● **What the task requires**: Set down the data that follows again, exactly as written.

● **Data records**:
Segment Open
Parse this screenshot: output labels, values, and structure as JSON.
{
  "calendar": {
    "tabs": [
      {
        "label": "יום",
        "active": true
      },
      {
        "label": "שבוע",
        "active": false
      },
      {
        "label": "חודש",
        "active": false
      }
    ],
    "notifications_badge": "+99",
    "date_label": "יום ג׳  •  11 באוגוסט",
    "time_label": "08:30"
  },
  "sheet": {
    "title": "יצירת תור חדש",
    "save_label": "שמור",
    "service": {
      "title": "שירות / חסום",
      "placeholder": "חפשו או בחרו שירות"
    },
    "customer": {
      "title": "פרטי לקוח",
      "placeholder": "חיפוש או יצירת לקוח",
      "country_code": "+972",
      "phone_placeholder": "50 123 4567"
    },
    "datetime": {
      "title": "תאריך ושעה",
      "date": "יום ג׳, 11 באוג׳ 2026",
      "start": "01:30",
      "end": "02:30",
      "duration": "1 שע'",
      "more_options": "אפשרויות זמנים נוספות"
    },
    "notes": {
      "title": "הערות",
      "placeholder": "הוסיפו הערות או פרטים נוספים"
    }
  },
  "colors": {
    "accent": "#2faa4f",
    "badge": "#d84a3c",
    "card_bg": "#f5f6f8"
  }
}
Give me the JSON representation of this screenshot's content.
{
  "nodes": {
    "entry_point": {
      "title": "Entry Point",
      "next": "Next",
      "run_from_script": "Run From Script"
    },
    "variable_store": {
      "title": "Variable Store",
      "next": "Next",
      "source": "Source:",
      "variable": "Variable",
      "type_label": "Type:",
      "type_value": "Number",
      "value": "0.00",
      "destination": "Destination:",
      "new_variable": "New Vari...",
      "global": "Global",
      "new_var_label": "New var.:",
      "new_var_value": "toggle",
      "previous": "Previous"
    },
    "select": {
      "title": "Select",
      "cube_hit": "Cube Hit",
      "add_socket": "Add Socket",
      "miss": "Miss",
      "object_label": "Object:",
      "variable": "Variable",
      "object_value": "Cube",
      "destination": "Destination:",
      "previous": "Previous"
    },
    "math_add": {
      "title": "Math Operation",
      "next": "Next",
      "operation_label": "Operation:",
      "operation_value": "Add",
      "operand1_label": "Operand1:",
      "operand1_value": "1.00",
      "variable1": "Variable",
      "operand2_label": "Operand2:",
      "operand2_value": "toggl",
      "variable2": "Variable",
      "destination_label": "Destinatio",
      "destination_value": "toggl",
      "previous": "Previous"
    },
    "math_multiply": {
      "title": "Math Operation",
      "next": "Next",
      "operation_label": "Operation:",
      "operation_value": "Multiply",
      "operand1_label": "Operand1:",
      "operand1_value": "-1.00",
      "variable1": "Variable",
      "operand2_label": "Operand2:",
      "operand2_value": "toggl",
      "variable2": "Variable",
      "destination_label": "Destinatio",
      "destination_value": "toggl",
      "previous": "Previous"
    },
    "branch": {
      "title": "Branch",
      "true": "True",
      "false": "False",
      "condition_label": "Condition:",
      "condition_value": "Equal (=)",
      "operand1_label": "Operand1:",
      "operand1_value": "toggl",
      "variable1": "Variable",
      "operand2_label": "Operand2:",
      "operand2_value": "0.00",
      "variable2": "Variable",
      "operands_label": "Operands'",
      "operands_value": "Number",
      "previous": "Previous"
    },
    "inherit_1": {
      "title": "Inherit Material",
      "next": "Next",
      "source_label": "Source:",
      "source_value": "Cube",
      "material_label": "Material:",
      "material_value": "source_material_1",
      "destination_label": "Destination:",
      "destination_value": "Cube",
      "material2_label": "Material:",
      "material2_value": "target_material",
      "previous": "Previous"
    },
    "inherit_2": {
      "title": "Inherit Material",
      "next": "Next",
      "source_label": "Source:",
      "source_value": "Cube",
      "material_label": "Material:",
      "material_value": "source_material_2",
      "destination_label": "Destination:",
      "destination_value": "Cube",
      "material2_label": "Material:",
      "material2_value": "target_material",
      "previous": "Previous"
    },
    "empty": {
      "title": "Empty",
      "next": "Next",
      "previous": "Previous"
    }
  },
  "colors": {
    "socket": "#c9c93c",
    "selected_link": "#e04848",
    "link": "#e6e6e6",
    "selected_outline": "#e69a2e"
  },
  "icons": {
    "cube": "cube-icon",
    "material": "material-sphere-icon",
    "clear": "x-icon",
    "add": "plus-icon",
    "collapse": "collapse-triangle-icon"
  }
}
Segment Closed
● **Answer to this task**:
Parse this screenshot: output labels, values, and structure as JSON.
{
  "calendar": {
    "tabs": [
      {
        "label": "יום",
        "active": true
      },
      {
        "label": "שבוע",
        "active": false
      },
      {
        "label": "חודש",
        "active": false
      }
    ],
    "notifications_badge": "+99",
    "date_label": "יום ג׳  •  11 באוגוסט",
    "time_label": "08:30"
  },
  "sheet": {
    "title": "יצירת תור חדש",
    "save_label": "שמור",
    "service": {
      "title": "שירות / חסום",
      "placeholder": "חפשו או בחרו שירות"
    },
    "customer": {
      "title": "פרטי לקוח",
      "placeholder": "חיפוש או יצירת לקוח",
      "country_code": "+972",
      "phone_placeholder": "50 123 4567"
    },
    "datetime": {
      "title": "תאריך ושעה",
      "date": "יום ג׳, 11 באוג׳ 2026",
      "start": "01:30",
      "end": "02:30",
      "duration": "1 שע'",
      "more_options": "אפשרויות זמנים נוספות"
    },
    "notes": {
      "title": "הערות",
      "placeholder": "הוסיפו הערות או פרטים נוספים"
    }
  },
  "colors": {
    "accent": "#2faa4f",
    "badge": "#d84a3c",
    "card_bg": "#f5f6f8"
  }
}
Give me the JSON representation of this screenshot's content.
{
  "nodes": {
    "entry_point": {
      "title": "Entry Point",
      "next": "Next",
      "run_from_script": "Run From Script"
    },
    "variable_store": {
      "title": "Variable Store",
      "next": "Next",
      "source": "Source:",
      "variable": "Variable",
      "type_label": "Type:",
      "type_value": "Number",
      "value": "0.00",
      "destination": "Destination:",
      "new_variable": "New Vari...",
      "global": "Global",
      "new_var_label": "New var.:",
      "new_var_value": "toggle",
      "previous": "Previous"
    },
    "select": {
      "title": "Select",
      "cube_hit": "Cube Hit",
      "add_socket": "Add Socket",
      "miss": "Miss",
      "object_label": "Object:",
      "variable": "Variable",
      "object_value": "Cube",
      "destination": "Destination:",
      "previous": "Previous"
    },
    "math_add": {
      "title": "Math Operation",
      "next": "Next",
      "operation_label": "Operation:",
      "operation_value": "Add",
      "operand1_label": "Operand1:",
      "operand1_value": "1.00",
      "variable1": "Variable",
      "operand2_label": "Operand2:",
      "operand2_value": "toggl",
      "variable2": "Variable",
      "destination_label": "Destinatio",
      "destination_value": "toggl",
      "previous": "Previous"
    },
    "math_multiply": {
      "title": "Math Operation",
      "next": "Next",
      "operation_label": "Operation:",
      "operation_value": "Multiply",
      "operand1_label": "Operand1:",
      "operand1_value": "-1.00",
      "variable1": "Variable",
      "operand2_label": "Operand2:",
      "operand2_value": "toggl",
      "variable2": "Variable",
      "destination_label": "Destinatio",
      "destination_value": "toggl",
      "previous": "Previous"
    },
    "branch": {
      "title": "Branch",
      "true": "True",
      "false": "False",
      "condition_label": "Condition:",
      "condition_value": "Equal (=)",
      "operand1_label": "Operand1:",
      "operand1_value": "toggl",
      "variable1": "Variable",
      "operand2_label": "Operand2:",
      "operand2_value": "0.00",
      "variable2": "Variable",
      "operands_label": "Operands'",
      "operands_value": "Number",
      "previous": "Previous"
    },
    "inherit_1": {
      "title": "Inherit Material",
      "next": "Next",
      "source_label": "Source:",
      "source_value": "Cube",
      "material_label": "Material:",
      "material_value": "source_material_1",
      "destination_label": "Destination:",
      "destination_value": "Cube",
      "material2_label": "Material:",
      "material2_value": "target_material",
      "previous": "Previous"
    },
    "inherit_2": {
      "title": "Inherit Material",
      "next": "Next",
      "source_label": "Source:",
      "source_value": "Cube",
      "material_label": "Material:",
      "material_value": "source_material_2",
      "destination_label": "Destination:",
      "destination_value": "Cube",
      "material2_label": "Material:",
      "material2_value": "target_material",
      "previous": "Previous"
    },
    "empty": {
      "title": "Empty",
      "next": "Next",
      "previous": "Previous"
    }
  },
  "colors": {
    "socket": "#c9c93c",
    "selected_link": "#e04848",
    "link": "#e6e6e6",
    "selected_outline": "#e69a2e"
  },
  "icons": {
    "cube": "cube-icon",
    "material": "material-sphere-icon",
    "clear": "x-icon",
    "add": "plus-icon",
    "collapse": "collapse-triangle-icon"
  }
}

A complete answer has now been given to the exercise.